    Farmers have been desperately trying to irrigate their fields before they dry out. A farmer surnamed Ye from Kaifeng, east of the provincial capital Zhengzhou, told domestic media he’d been irrigating his 60 mu (10 acres) of land by himself since early June, so that he could begin to plant corn.

    “Last year, due to the excessive rainfall, a lot of wheat rotted in the fields and everyone was scrambling to harvest their wheat,” said Ye, who is around 60 years old. “Unexpectedly, this year has been the opposite. The wheat harvesting and drying process was quite smooth, but now it’s time to plant corn and there’s no rainwater in sight.”

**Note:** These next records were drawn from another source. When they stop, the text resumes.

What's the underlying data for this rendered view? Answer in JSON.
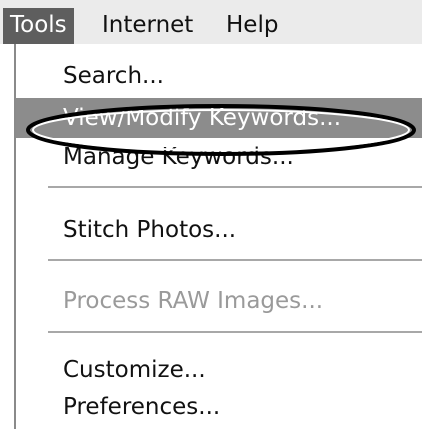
{
  "menubar": {
    "items": [
      {
        "label": "Tools",
        "active": true
      },
      {
        "label": "Internet",
        "active": false
      },
      {
        "label": "Help",
        "active": false
      }
    ]
  },
  "tools_menu": {
    "items": [
      {
        "label": "Search...",
        "state": "normal"
      },
      {
        "label": "View/Modify Keywords...",
        "state": "highlighted"
      },
      {
        "label": "Manage Keywords...",
        "state": "normal"
      },
      {
        "label": "Stitch Photos...",
        "state": "normal"
      },
      {
        "label": "Process RAW Images...",
        "state": "disabled"
      },
      {
        "label": "Customize...",
        "state": "normal"
      },
      {
        "label": "Preferences...",
        "state": "normal"
      }
    ]
  },
  "colors": {
    "menubar_background": "#ebebeb",
    "active_menu_background": "#5e5e5e",
    "highlight_background": "#8c8c8c",
    "disabled_text": "#9a9a9a",
    "annotation_ellipse": "#000000"
  }
}
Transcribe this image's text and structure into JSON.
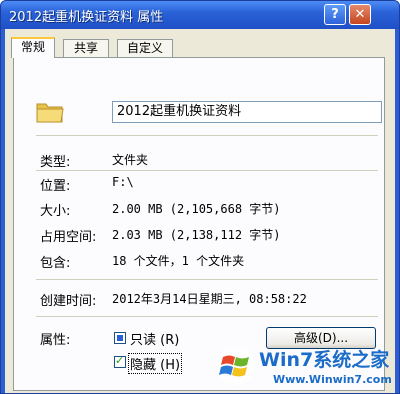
{
  "window": {
    "title": "2012起重机换证资料 属性",
    "help_label": "?",
    "close_label": "✕"
  },
  "tabs": [
    {
      "label": "常规",
      "active": true
    },
    {
      "label": "共享",
      "active": false
    },
    {
      "label": "自定义",
      "active": false
    }
  ],
  "general": {
    "folder_name": "2012起重机换证资料",
    "icon": "folder-icon",
    "type": {
      "label": "类型:",
      "value": "文件夹"
    },
    "location": {
      "label": "位置:",
      "value": "F:\\"
    },
    "size": {
      "label": "大小:",
      "value": "2.00 MB (2,105,668 字节)"
    },
    "size_on_disk": {
      "label": "占用空间:",
      "value": "2.03 MB (2,138,112 字节)"
    },
    "contains": {
      "label": "包含:",
      "value": "18 个文件，1 个文件夹"
    },
    "created": {
      "label": "创建时间:",
      "value": "2012年3月14日星期三, 08:58:22"
    },
    "attributes": {
      "label": "属性:",
      "readonly_label": "只读 (R)",
      "readonly_state": "indeterminate",
      "hidden_label": "隐藏 (H)",
      "hidden_checked": true,
      "advanced_button": "高级(D)..."
    }
  },
  "watermark": {
    "brand": "Win7系统之家",
    "url": "Www.Winwin7.com"
  },
  "colors": {
    "title_bar": "#2a62d8",
    "dialog_bg": "#ece9d8",
    "tab_highlight": "#ffc83c",
    "watermark": "#1a6cc8"
  }
}
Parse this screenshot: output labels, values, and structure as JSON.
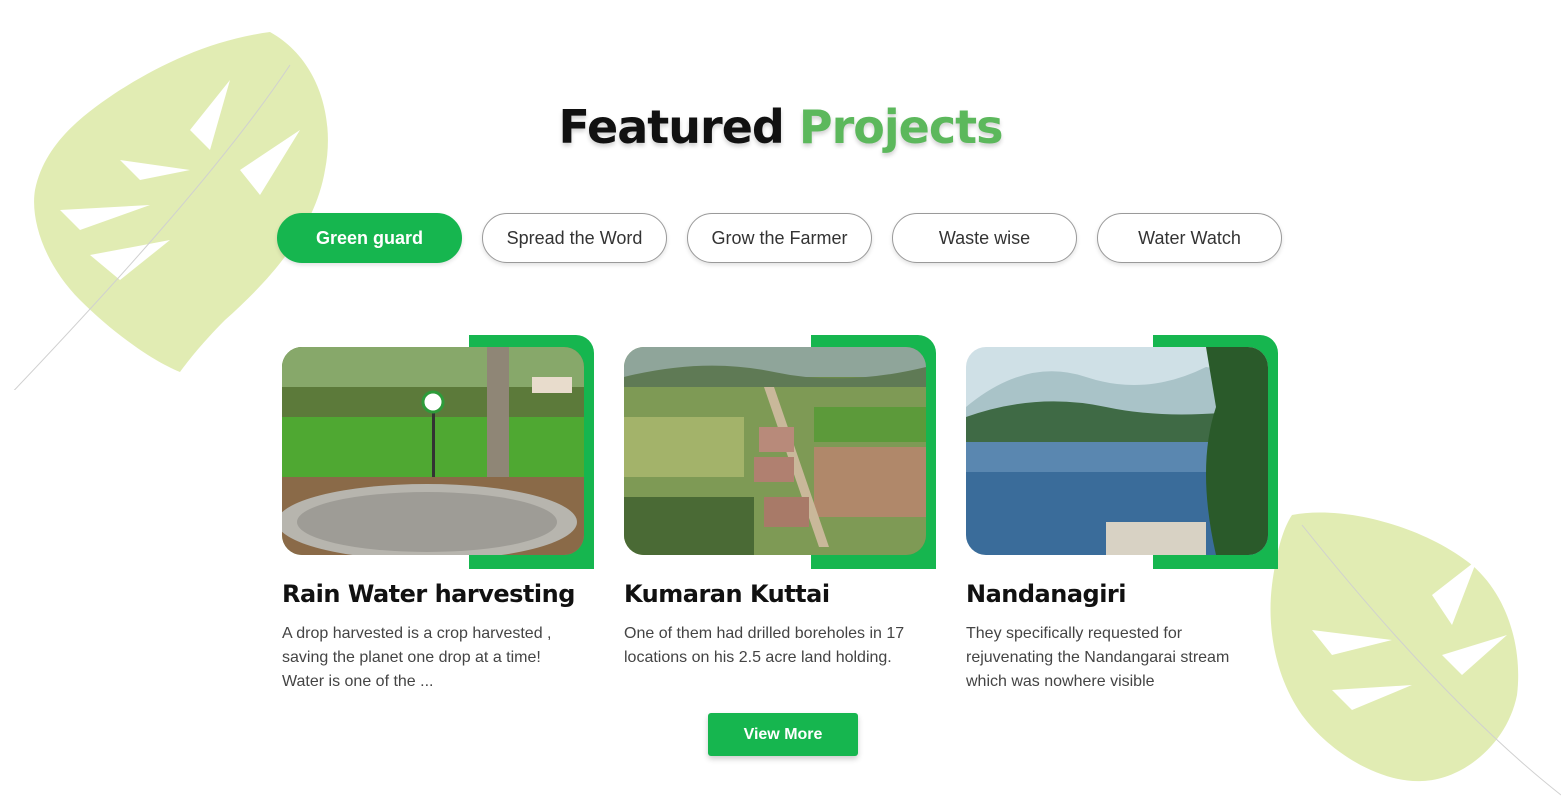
{
  "header": {
    "title_part1": "Featured",
    "title_part2": "Projects"
  },
  "tabs": [
    {
      "label": "Green guard",
      "active": true
    },
    {
      "label": "Spread the Word",
      "active": false
    },
    {
      "label": "Grow the Farmer",
      "active": false
    },
    {
      "label": "Waste wise",
      "active": false
    },
    {
      "label": "Water Watch",
      "active": false
    }
  ],
  "projects": [
    {
      "title": "Rain Water harvesting",
      "description": "A drop harvested is a crop harvested , saving the planet one drop at a time! Water is one of the ..."
    },
    {
      "title": "Kumaran Kuttai",
      "description": "One of them had drilled boreholes in 17 locations on his 2.5 acre land holding."
    },
    {
      "title": "Nandanagiri",
      "description": " They specifically requested for rejuvenating the Nandangarai stream which was nowhere visible"
    }
  ],
  "view_more_label": "View More",
  "colors": {
    "accent": "#16b64f",
    "title_green": "#5cb85c",
    "leaf": "#e1ecb3"
  },
  "icons": {
    "leaf_left": "monstera-leaf-icon",
    "leaf_right": "monstera-leaf-icon"
  }
}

    Zhang, the farmer from Xinyang, said that he’d also been trying to keep his fields irrigated, but that the land was still too dry to plant anything except rice.

    “Yesterday it rained very little — almost as if it hadn’t rained at all — and now the sun is unbearably hot,” he said. “It hasn't rained here for two months. The rice we planted is in urgent need of water, and the autumn crops have yet to be planted.”

    As of June 12, more than 3.2 million mu of land in Henan cannot be sown due to drought, according to Yang.

    Local authorities are taking drastic steps to try and relieve the drought. Multiple localities have begun preparing to try and induce artificial rainfall, such as via cloud seeding. A large amount of extra water has also been released from the Xiaolangdi reservoir in the western Luoyang.

    These efforts are having an effect, with local authorities reporting that the amount of autumn crops affected by drought decreased to 6.7 million mu on June 16 — down 3.5 million mu compared with the day before. Summer planting has now begun on over 90% of the province’s farmland, according to official data.

    The showers over the weekend also helped, but the crisis is far from over. Farmers say they will only be able to plant their crops if they receive several more days of rainfall.

    It remains unclear to what extent the drought will affect China’s grain output this year. Though Henan is the center of the drought, farms in a number of Chinese provinces — including Hebei, Shanxi, Shandong, and Anhui — are also reportedly being affected.

    In northern and eastern parts of Henan, temperatures are forecast to remain above 35 degrees Celsius until June 19. The southeastern part of the province will see scattered showers and thunderstorms on June 18.

    (Header image: Farmers water their fields in Zhumadian, Henan province, June 6, 2024. VCG)